Recently there has been much discussion about immigration reform in the
news. For the most part, it is all discussion at this time, and there
is no immediate change in the immigration law that affects millions of
persons in United States, or seeking to come to the United States.
Although the law has not changed there have been two significant changes
in recent months. One is Deferred Action for Childhood Arrivals which
is also known as DACA. This program permits certain foreign nationals
that came to the United States before the age of 16 to remain in United
States, obtain employment authorization, and possibly obtain travel permission
for two years increments. The two years may be renewed indefinitely. The
DACA program has received widespread coverage in the news media.
The other significant processing change is a provisional waiver process
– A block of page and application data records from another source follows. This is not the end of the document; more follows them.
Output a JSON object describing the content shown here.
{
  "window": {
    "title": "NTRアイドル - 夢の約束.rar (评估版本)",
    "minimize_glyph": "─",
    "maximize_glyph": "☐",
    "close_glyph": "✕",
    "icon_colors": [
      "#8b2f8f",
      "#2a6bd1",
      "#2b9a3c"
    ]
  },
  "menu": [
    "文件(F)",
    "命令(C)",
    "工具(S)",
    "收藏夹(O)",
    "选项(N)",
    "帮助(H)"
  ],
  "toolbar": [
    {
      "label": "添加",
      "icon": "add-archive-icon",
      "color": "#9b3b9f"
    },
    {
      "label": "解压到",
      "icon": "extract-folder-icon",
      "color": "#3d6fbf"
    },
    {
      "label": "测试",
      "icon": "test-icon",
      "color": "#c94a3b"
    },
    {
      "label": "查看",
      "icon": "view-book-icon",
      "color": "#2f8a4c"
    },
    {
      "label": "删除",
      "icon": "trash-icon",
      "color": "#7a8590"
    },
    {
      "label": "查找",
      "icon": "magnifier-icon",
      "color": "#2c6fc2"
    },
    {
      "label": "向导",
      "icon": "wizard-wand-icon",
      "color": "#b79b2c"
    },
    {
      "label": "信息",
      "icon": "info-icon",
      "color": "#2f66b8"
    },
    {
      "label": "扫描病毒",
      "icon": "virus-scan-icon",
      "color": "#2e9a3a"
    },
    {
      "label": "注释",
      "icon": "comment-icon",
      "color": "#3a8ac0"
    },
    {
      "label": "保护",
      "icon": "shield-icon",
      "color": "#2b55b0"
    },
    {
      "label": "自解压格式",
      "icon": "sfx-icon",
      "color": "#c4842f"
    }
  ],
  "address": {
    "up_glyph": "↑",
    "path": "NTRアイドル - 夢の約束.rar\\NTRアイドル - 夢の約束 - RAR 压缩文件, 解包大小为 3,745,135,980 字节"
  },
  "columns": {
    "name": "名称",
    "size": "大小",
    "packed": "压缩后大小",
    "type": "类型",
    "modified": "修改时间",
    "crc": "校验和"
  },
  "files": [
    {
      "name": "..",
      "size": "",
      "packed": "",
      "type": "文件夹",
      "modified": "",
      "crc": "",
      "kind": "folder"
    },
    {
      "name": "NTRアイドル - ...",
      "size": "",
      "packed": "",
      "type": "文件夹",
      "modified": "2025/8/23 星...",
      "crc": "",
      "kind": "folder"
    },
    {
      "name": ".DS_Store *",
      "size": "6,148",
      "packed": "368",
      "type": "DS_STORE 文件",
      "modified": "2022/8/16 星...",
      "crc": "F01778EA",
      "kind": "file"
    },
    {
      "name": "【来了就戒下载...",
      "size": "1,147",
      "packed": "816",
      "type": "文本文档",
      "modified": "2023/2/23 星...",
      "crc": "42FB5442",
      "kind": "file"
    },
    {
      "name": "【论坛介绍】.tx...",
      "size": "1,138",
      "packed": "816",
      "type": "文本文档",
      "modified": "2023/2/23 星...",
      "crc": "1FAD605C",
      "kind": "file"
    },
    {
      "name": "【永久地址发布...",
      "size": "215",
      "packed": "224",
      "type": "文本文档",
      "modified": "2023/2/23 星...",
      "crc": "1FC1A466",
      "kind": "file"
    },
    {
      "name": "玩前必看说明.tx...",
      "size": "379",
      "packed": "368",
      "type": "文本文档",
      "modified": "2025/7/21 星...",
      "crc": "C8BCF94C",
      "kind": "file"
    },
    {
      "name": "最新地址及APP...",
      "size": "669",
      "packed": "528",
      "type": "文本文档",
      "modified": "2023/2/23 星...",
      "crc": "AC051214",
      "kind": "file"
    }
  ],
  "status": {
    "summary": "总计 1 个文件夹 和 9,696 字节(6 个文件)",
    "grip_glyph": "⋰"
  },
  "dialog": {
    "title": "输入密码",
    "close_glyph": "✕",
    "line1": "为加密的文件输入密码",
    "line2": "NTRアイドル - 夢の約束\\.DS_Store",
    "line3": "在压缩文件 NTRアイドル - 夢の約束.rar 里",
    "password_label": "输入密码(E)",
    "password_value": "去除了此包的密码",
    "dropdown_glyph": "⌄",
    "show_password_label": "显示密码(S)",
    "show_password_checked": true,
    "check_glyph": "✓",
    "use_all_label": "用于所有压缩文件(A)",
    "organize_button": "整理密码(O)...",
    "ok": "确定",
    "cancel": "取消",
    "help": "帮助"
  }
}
that went into effect on March 4, 2013. The provisional waiver process
in many respects is more far reaching for certain persons than DACA and
has received less attention from the media. Beginning March 4, 2013, if
you are the spouse, child or parent of United States citizen, that is
classified by the immigration law as an immediate relative and you have
been unlawfully present in United States, you may now apply for a provisional
waiver of the unlawful presence through a new process.
The provisional waiver is limited to these individuals that must obtain
a waiver of inadmissibility based on unlawful presence in United States.
It is restricted to the unlawful presence waiver only which means that
persons who have other issues may not utilize this provision. The provisional
waiver allows a person with unlawful presence to file for the waiver while
in the United States, before leaving United States to attend a visa interview
at the US consulate or embassy abroad. This process affects favorably
all those persons who have entered the United States without a visa, such
as those who have entered United States across the southern or Northern
borders without a visa and have remained in United States without lawful status.
Prior to the institution of the provisional waiver process, those who entered
the United States unlawfully and subsequently, through marriage or birth
or otherwise are related to a United States citizen immediate relative
would be required to depart the United States then file for a waiver and
hope the waiver is approved before they are permitted to return to the
United States as permanent residents.
It is expected the provisional waiver process will shorten the time United
States citizens are separated from their immediate relatives while their
relative is outside the United States seeking resident status. Additionally,
some of the uncertainty will be taken out of the process. Before the provisional
waiver process went into effect on March 4 the foreign national family
member was required to depart the United States attend an interview at
the US consulate, than would be instructed to file a waiver. Since a grant
of the waiver is at the discretion of the government official and is based
on extreme hardship to the qualifying United States citizen relative,
the foreign national and the United States were required to wait months
or longer for decision whether or not the foreign national would be permitted
to return to the United States.
Under the new process United States citizen and the foreign national relative
are permitted to remain together as a family in United States while a
decision is made on the merits of the waiver application. Once a decision
is made, and assuming a provisional grant is issued, the foreign national
is now able to proceed abroad was some relative assurance that the waiver
will be granted and the period of separation of the family is expected
to be much shorter.